## What is needed
Output the full listing below exactly; the images stay out.
• • • •
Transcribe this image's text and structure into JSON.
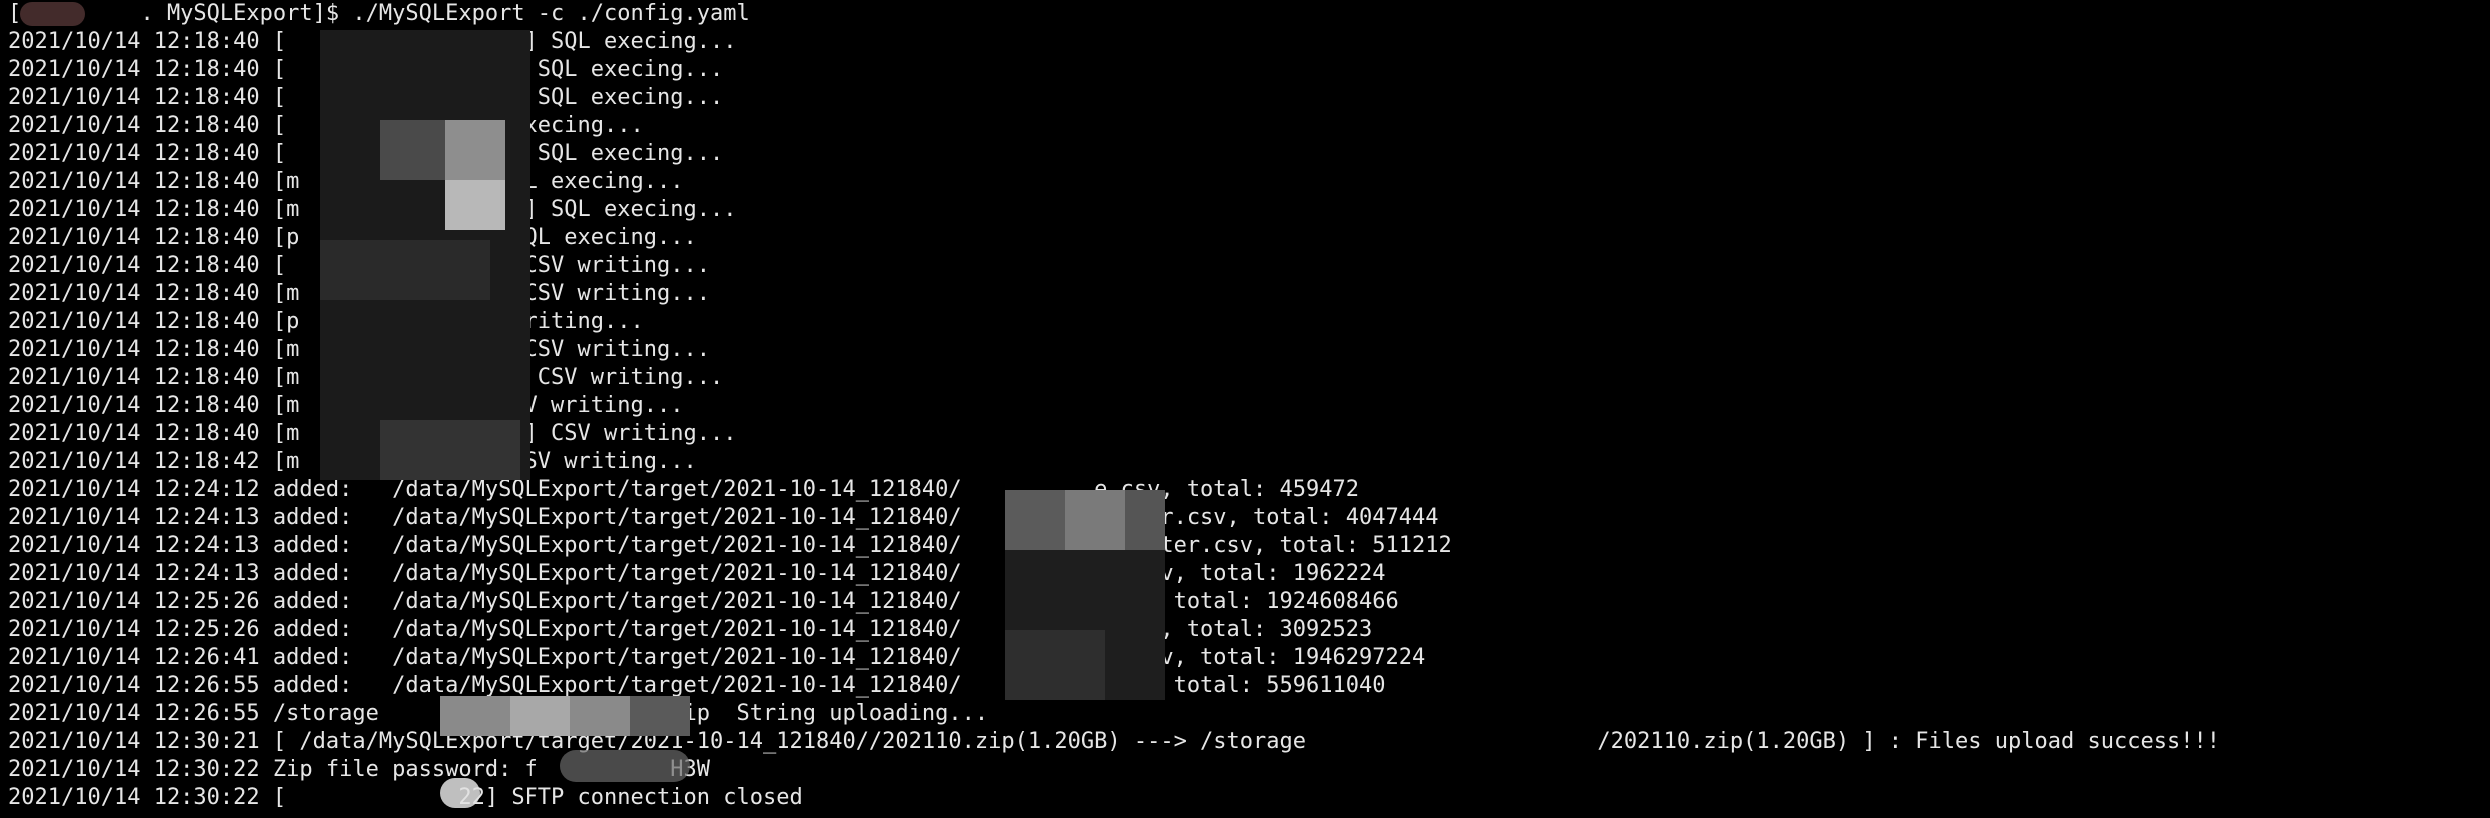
{
  "terminal": {
    "background": "#000000",
    "foreground": "#e6e6e6",
    "lines": [
      "[         . MySQLExport]$ ./MySQLExport -c ./config.yaml",
      "2021/10/14 12:18:40 [              .csv] SQL execing...",
      "2021/10/14 12:18:40 [          ter.csv] SQL execing...",
      "2021/10/14 12:18:40 [             .csv] SQL execing...",
      "2021/10/14 12:18:40 [               L execing...",
      "2021/10/14 12:18:40 [              csv] SQL execing...",
      "2021/10/14 12:18:40 [m           sv] SQL execing...",
      "2021/10/14 12:18:40 [m              csv] SQL execing...",
      "2021/10/14 12:18:40 [p          .csv] SQL execing...",
      "2021/10/14 12:18:40 [            .csv] CSV writing...",
      "2021/10/14 12:18:40 [m         nt.csv] CSV writing...",
      "2021/10/14 12:18:40 [p            CSV writing...",
      "2021/10/14 12:18:40 [m          r.csv] CSV writing...",
      "2021/10/14 12:18:40 [m        ster.csv] CSV writing...",
      "2021/10/14 12:18:40 [m          csv] CSV writing...",
      "2021/10/14 12:18:40 [m         ster.csv] CSV writing...",
      "2021/10/14 12:18:42 [m          .csv] CSV writing...",
      "2021/10/14 12:24:12 added:   /data/MySQLExport/target/2021-10-14_121840/          e.csv, total: 459472",
      "2021/10/14 12:24:13 added:   /data/MySQLExport/target/2021-10-14_121840/          master.csv, total: 4047444",
      "2021/10/14 12:24:13 added:   /data/MySQLExport/target/2021-10-14_121840/          q_master.csv, total: 511212",
      "2021/10/14 12:24:13 added:   /data/MySQLExport/target/2021-10-14_121840/          er.csv, total: 1962224",
      "2021/10/14 12:25:26 added:   /data/MySQLExport/target/2021-10-14_121840/          .csv, total: 1924608466",
      "2021/10/14 12:25:26 added:   /data/MySQLExport/target/2021-10-14_121840/          e.csv, total: 3092523",
      "2021/10/14 12:26:41 added:   /data/MySQLExport/target/2021-10-14_121840/          nt.csv, total: 1946297224",
      "2021/10/14 12:26:55 added:   /data/MySQLExport/target/2021-10-14_121840/          .csv, total: 559611040",
      "2021/10/14 12:26:55 /storage              /202110.zip  String uploading...",
      "2021/10/14 12:30:21 [ /data/MySQLExport/target/2021-10-14_121840//202110.zip(1.20GB) ---> /storage                      /202110.zip(1.20GB) ] : Files upload success!!!",
      "2021/10/14 12:30:22 Zip file password: f          H3W",
      "2021/10/14 12:30:22 [             22] SFTP connection closed"
    ]
  }
}
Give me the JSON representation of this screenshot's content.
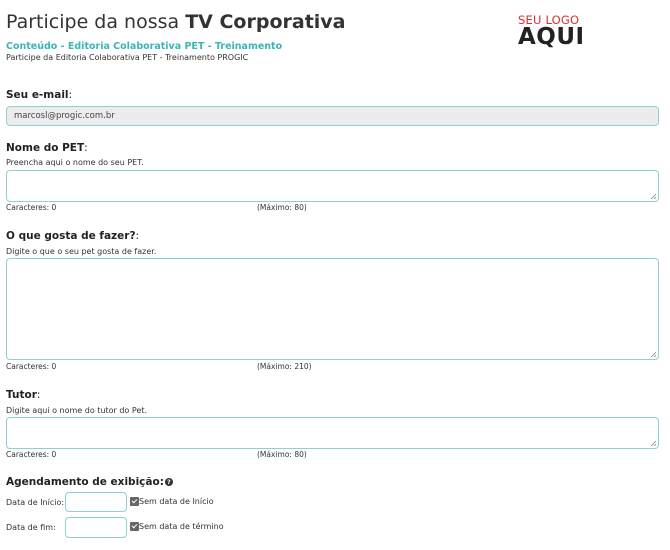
{
  "header": {
    "title_prefix": "Participe da nossa ",
    "title_bold": "TV Corporativa",
    "subtitle": "Conteúdo - Editoria Colaborativa PET - Treinamento",
    "description": "Participe da Editoria Colaborativa PET - Treinamento PROGIC"
  },
  "logo": {
    "top": "SEU LOGO",
    "bottom": "AQUI"
  },
  "email": {
    "label": "Seu e-mail",
    "value": "marcosl@progic.com.br"
  },
  "pet_name": {
    "label": "Nome do PET",
    "hint": "Preencha aqui o nome do seu PET.",
    "chars": "Caracteres: 0",
    "max": "(Máximo: 80)"
  },
  "likes": {
    "label": "O que gosta de fazer?",
    "hint": "Digite o que o seu pet gosta de fazer.",
    "chars": "Caracteres: 0",
    "max": "(Máximo: 210)"
  },
  "tutor": {
    "label": "Tutor",
    "hint": "Digite aqui o nome do tutor do Pet.",
    "chars": "Caracteres: 0",
    "max": "(Máximo: 80)"
  },
  "schedule": {
    "label": "Agendamento de exibição:",
    "help_icon": "?",
    "start_label": "Data de Início:",
    "start_checkbox": "Sem data de Início",
    "start_checked": true,
    "end_label": "Data de fim:",
    "end_checkbox": "Sem data de término",
    "end_checked": true
  },
  "colors": {
    "accent": "#3ab5b8",
    "logo_red": "#d4322f",
    "field_border": "#8fd0d3"
  }
}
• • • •
## Exercise output
Transcribe this image's text and structure into JSON.
{
  "terminal": {
    "background": "#000000",
    "foreground": "#e6e6e6",
    "lines": [
      "[         . MySQLExport]$ ./MySQLExport -c ./config.yaml",
      "2021/10/14 12:18:40 [              .csv] SQL execing...",
      "2021/10/14 12:18:40 [          ter.csv] SQL execing...",
      "2021/10/14 12:18:40 [             .csv] SQL execing...",
      "2021/10/14 12:18:40 [               L execing...",
      "2021/10/14 12:18:40 [              csv] SQL execing...",
      "2021/10/14 12:18:40 [m           sv] SQL execing...",
      "2021/10/14 12:18:40 [m              csv] SQL execing...",
      "2021/10/14 12:18:40 [p          .csv] SQL execing...",
      "2021/10/14 12:18:40 [            .csv] CSV writing...",
      "2021/10/14 12:18:40 [m         nt.csv] CSV writing...",
      "2021/10/14 12:18:40 [p            CSV writing...",
      "2021/10/14 12:18:40 [m          r.csv] CSV writing...",
      "2021/10/14 12:18:40 [m        ster.csv] CSV writing...",
      "2021/10/14 12:18:40 [m          csv] CSV writing...",
      "2021/10/14 12:18:40 [m         ster.csv] CSV writing...",
      "2021/10/14 12:18:42 [m          .csv] CSV writing...",
      "2021/10/14 12:24:12 added:   /data/MySQLExport/target/2021-10-14_121840/          e.csv, total: 459472",
      "2021/10/14 12:24:13 added:   /data/MySQLExport/target/2021-10-14_121840/          master.csv, total: 4047444",
      "2021/10/14 12:24:13 added:   /data/MySQLExport/target/2021-10-14_121840/          q_master.csv, total: 511212",
      "2021/10/14 12:24:13 added:   /data/MySQLExport/target/2021-10-14_121840/          er.csv, total: 1962224",
      "2021/10/14 12:25:26 added:   /data/MySQLExport/target/2021-10-14_121840/          .csv, total: 1924608466",
      "2021/10/14 12:25:26 added:   /data/MySQLExport/target/2021-10-14_121840/          e.csv, total: 3092523",
      "2021/10/14 12:26:41 added:   /data/MySQLExport/target/2021-10-14_121840/          nt.csv, total: 1946297224",
      "2021/10/14 12:26:55 added:   /data/MySQLExport/target/2021-10-14_121840/          .csv, total: 559611040",
      "2021/10/14 12:26:55 /storage              /202110.zip  String uploading...",
      "2021/10/14 12:30:21 [ /data/MySQLExport/target/2021-10-14_121840//202110.zip(1.20GB) ---> /storage                      /202110.zip(1.20GB) ] : Files upload success!!!",
      "2021/10/14 12:30:22 Zip file password: f          H3W",
      "2021/10/14 12:30:22 [             22] SFTP connection closed"
    ]
  }
}
Give me the JSON representation of this screenshot's content.
{
  "header": {
    "title_prefix": "Participe da nossa ",
    "title_bold": "TV Corporativa",
    "subtitle": "Conteúdo - Editoria Colaborativa PET - Treinamento",
    "description": "Participe da Editoria Colaborativa PET - Treinamento PROGIC"
  },
  "logo": {
    "top": "SEU LOGO",
    "bottom": "AQUI"
  },
  "email": {
    "label": "Seu e-mail",
    "value": "marcosl@progic.com.br"
  },
  "pet_name": {
    "label": "Nome do PET",
    "hint": "Preencha aqui o nome do seu PET.",
    "chars": "Caracteres: 0",
    "max": "(Máximo: 80)"
  },
  "likes": {
    "label": "O que gosta de fazer?",
    "hint": "Digite o que o seu pet gosta de fazer.",
    "chars": "Caracteres: 0",
    "max": "(Máximo: 210)"
  },
  "tutor": {
    "label": "Tutor",
    "hint": "Digite aqui o nome do tutor do Pet.",
    "chars": "Caracteres: 0",
    "max": "(Máximo: 80)"
  },
  "schedule": {
    "label": "Agendamento de exibição:",
    "help_icon": "?",
    "start_label": "Data de Início:",
    "start_checkbox": "Sem data de Início",
    "start_checked": true,
    "end_label": "Data de fim:",
    "end_checkbox": "Sem data de término",
    "end_checked": true
  },
  "colors": {
    "accent": "#3ab5b8",
    "logo_red": "#d4322f",
    "field_border": "#8fd0d3"
  }
}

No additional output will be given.